I hate to say it but SwiftUI is tricky to write for very complex user interface...the one in that file is a nightmare imo.
It could also use actual comments, and perhaps breaking more things putout into subviews.
It is the fully working safari UI in only 1000 lines of code. Additionally the declarative approach of SwiftUI together with the type system makes it certainly correct in many ways: no rendering bugs, no invalid states, probably no memory leaks, no cyclic dependencies creeping in.
Try to build this in Java Swing, UIKit, Html/Css/Js or any other UI library.
Flutter might come close, react/vue/svelte as well, if you assume sensible predefined components. But they work similar to SwiftUI and the resulting one-file might look pretty similar.
I have an old editor written in Java/Swing that takes more and more willpower to work on every time because handling state update bugs is what i spend half my time on.
A lot of this would be broken out into it’s own file (e.g. extensions on basic types like Arrays would go in Array+Extensions.swift).
Each view would go in its own file.
You would break out code into separate functions instead of inlining it inside closures in the view body.
SwiftUI (though not usually Swift in general) does have a problem with over-indentation IMO. You barely have to go more than 3 levels deep in the view hierarchy you are producing before your code feels like more white space than code.
I find that an insane project for a teenager. I certainly couldn't have pulled it of.

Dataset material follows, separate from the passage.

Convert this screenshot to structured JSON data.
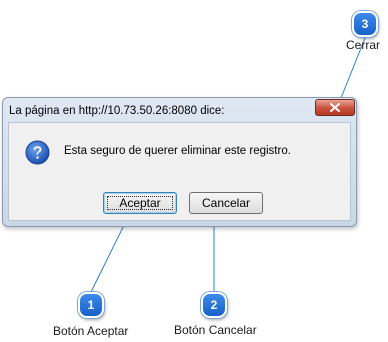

Reminds me of the PHP4-5 days where we'd have complex logic right within HTML components.
You don't have to (and almost certainly shouldn't) write it like that.
Of course, this is just a project for fun so if this person can figure it out, more power to them. It's a neat project.
Generally it’s better to compose views, by that I mean you often have to because of the compiler. I’m surprised this file even compiles! The Swift compiler usually chokes on much smaller views.
Just a personal opinion here, but those shared state objects and SwiftUI + glorified singletons really hurts every time I see it. It's so prevalent in online tutorials like Ray Wenderlich and the such.
Honestly, it's hard to avoid and can be done but requires a significant effort. I was hoping for Apple to come up with a more elegant solution during WWDC 21 but so far I haven't seen anything to improve this situation.
I’m not a Swift or SwiftUI expert, but have written declarative UI quite a bit. Don’t imagine some base best practices would differ too much.
While this case I'm in 100% agreement with you, in my experience I don't think I've ever seen any people I know like changes to icons!
Ditto other UI changes, like changes in menu or button layouts. People rely on things staying in the same place for speed and confidence using a UI. When they change, you slow them down and make them less confident. Of course people don't like that! Can you imagine the rage if every release of Ubuntu made the kinds of drastic, wide-ranging changes to various command line interfaces that operating systems and major GUI programs do routinely? I think it'd only take about two releases like that to kill the OS, market-wise, even if they managed to do it without breaking scripts and automation (to remove that difference) and even if there were some small benefits to the changes. But when GUI users complain about that stuff people get dismissive and roll their eyes.
For me, it's not just that. It's not just the "change" which I disliked. It's how ugly they are. The icons simply look very ugly with the shadows and other strange changes.
Appearance can certainly change, but the needs of the user, including for predictability, should be very important to the process of deciding to change and making the change. At the moment the reputation of the company and the artist are considered to the dominate over most other matters. It is simply reckless to do this at a time when public trust is so limited. It is the constant responsibility of everyone who acts in public to try and rebuild.
I haven't used an Apple mobile product in years (just Mac's for work), but damn did this hit me with some nostalgia.
That’s exactly what the author did. It’s like a “learn to build X clone” but for many different X’s.
With that said, he really needs to delete those .DS_Store files scattered everywhere in his repo. Ouch.